WORK ORDER: Identify the lines in the data below that contain "synaptic" and give only how many there are.

RECORDS PROVIDED:
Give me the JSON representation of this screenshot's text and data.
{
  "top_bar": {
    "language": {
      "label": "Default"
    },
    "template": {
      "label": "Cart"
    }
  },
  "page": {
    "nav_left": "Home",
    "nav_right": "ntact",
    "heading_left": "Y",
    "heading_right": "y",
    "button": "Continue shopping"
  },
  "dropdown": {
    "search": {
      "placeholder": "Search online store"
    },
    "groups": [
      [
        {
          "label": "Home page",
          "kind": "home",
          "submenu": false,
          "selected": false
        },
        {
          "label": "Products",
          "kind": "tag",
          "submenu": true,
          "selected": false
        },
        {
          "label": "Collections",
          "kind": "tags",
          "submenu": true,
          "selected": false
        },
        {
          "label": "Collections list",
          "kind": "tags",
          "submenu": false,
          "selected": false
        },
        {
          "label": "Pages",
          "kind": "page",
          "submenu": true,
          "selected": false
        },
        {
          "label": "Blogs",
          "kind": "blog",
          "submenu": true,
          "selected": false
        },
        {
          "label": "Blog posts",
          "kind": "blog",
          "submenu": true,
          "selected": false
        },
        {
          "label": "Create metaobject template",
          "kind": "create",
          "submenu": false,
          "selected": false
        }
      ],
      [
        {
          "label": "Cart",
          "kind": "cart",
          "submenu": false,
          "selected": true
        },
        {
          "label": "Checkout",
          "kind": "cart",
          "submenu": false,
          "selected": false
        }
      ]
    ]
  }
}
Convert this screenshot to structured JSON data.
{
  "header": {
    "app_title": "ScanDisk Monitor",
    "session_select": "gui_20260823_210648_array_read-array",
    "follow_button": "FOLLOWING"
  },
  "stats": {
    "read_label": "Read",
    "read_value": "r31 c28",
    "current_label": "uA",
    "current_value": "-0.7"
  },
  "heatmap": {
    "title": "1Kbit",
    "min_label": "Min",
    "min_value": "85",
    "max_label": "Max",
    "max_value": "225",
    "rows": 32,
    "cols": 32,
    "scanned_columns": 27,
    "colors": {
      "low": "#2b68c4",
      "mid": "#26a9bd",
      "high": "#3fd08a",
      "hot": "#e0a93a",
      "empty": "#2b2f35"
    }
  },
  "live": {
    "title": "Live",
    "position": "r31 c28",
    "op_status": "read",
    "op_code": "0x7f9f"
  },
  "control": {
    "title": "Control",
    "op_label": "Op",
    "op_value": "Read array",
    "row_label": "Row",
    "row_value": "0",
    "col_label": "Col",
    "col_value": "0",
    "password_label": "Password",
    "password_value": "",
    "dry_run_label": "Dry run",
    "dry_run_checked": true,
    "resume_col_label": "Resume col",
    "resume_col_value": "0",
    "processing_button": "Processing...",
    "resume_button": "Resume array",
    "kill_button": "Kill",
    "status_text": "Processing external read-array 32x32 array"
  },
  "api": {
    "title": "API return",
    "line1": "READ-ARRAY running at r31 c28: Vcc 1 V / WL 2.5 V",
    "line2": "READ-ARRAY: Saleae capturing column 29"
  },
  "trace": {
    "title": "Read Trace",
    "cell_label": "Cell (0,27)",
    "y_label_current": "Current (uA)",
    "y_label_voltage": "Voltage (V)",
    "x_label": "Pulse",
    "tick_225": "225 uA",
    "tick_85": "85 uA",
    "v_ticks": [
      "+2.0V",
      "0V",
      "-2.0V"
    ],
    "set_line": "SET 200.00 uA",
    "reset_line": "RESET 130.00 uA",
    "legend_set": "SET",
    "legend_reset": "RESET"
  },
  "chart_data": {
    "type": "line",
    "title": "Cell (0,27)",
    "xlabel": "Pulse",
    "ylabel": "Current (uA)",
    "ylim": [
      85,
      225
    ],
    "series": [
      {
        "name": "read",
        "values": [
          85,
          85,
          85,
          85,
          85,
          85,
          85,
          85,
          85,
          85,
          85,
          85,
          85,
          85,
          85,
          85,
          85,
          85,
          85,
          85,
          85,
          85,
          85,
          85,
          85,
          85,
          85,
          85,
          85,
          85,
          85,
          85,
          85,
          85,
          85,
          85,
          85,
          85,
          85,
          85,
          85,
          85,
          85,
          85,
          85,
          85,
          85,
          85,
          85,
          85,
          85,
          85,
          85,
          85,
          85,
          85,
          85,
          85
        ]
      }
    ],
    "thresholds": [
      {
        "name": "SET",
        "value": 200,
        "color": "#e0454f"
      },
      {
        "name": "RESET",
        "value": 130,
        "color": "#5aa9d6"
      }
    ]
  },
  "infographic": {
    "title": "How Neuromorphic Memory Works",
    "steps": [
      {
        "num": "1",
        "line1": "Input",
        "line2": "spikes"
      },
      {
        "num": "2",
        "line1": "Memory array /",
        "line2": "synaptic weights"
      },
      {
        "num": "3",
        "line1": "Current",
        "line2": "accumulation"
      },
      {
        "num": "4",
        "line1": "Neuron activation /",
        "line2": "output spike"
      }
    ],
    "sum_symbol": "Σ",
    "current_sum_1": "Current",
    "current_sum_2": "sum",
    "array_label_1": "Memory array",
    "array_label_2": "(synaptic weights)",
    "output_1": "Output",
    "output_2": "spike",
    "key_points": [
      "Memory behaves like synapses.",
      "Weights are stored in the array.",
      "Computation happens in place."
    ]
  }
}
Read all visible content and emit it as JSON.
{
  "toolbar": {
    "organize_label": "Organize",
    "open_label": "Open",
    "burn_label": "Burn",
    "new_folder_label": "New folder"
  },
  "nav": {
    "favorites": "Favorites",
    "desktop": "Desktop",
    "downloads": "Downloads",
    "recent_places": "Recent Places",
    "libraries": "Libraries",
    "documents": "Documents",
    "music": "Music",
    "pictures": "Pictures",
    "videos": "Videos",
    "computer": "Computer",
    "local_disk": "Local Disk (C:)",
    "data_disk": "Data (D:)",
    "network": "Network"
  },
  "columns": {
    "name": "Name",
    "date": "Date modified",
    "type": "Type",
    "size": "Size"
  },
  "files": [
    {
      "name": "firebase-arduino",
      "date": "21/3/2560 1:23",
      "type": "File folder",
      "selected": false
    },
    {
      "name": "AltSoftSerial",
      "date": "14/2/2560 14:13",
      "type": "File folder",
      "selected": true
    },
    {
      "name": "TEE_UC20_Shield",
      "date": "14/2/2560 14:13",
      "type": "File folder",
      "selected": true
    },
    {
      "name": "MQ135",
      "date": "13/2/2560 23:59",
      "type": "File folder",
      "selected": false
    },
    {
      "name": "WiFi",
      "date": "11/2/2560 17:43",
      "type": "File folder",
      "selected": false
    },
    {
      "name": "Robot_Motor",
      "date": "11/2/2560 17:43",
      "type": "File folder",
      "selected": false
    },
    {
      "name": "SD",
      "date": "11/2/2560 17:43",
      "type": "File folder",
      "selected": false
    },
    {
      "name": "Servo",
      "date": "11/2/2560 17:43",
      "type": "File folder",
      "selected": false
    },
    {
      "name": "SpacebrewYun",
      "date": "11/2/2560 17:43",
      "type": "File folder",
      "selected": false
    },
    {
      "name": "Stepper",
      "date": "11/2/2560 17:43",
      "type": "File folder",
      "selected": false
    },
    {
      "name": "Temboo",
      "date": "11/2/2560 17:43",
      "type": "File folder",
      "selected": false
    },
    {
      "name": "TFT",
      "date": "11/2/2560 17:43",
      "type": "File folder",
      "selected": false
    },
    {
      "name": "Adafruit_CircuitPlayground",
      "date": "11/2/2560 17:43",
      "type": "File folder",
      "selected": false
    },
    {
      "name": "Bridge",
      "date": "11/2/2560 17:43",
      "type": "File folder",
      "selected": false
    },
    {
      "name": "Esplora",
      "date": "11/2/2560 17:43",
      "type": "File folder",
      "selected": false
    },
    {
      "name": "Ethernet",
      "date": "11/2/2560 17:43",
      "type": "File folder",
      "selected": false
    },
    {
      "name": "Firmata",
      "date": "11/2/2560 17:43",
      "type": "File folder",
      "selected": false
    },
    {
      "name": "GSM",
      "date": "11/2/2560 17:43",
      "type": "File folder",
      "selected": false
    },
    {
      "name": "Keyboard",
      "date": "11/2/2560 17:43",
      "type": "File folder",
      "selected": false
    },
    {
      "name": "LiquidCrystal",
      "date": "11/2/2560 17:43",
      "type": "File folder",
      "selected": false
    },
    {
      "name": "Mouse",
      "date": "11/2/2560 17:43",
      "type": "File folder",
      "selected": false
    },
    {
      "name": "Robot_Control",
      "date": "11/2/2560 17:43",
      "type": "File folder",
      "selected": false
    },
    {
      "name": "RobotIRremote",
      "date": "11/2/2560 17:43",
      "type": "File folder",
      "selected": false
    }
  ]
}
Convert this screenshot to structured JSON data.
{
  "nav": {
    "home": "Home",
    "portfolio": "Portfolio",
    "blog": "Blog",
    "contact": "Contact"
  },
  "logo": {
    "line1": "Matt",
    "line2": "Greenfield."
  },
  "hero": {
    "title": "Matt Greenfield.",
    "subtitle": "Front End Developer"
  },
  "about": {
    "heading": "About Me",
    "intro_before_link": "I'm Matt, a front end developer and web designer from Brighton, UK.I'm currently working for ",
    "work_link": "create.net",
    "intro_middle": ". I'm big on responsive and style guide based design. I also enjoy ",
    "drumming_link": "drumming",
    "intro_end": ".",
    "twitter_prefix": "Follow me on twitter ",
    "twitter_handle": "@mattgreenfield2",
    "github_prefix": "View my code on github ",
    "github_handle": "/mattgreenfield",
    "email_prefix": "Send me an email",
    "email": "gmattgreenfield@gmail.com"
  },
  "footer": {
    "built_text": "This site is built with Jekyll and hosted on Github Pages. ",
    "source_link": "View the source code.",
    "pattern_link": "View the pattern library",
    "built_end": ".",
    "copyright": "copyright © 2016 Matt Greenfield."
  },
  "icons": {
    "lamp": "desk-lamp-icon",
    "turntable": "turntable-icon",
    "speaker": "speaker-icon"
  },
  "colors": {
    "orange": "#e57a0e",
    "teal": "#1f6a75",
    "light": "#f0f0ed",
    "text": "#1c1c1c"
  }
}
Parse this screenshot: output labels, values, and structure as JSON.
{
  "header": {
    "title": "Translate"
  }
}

REPLY TO THE EXERCISE: 2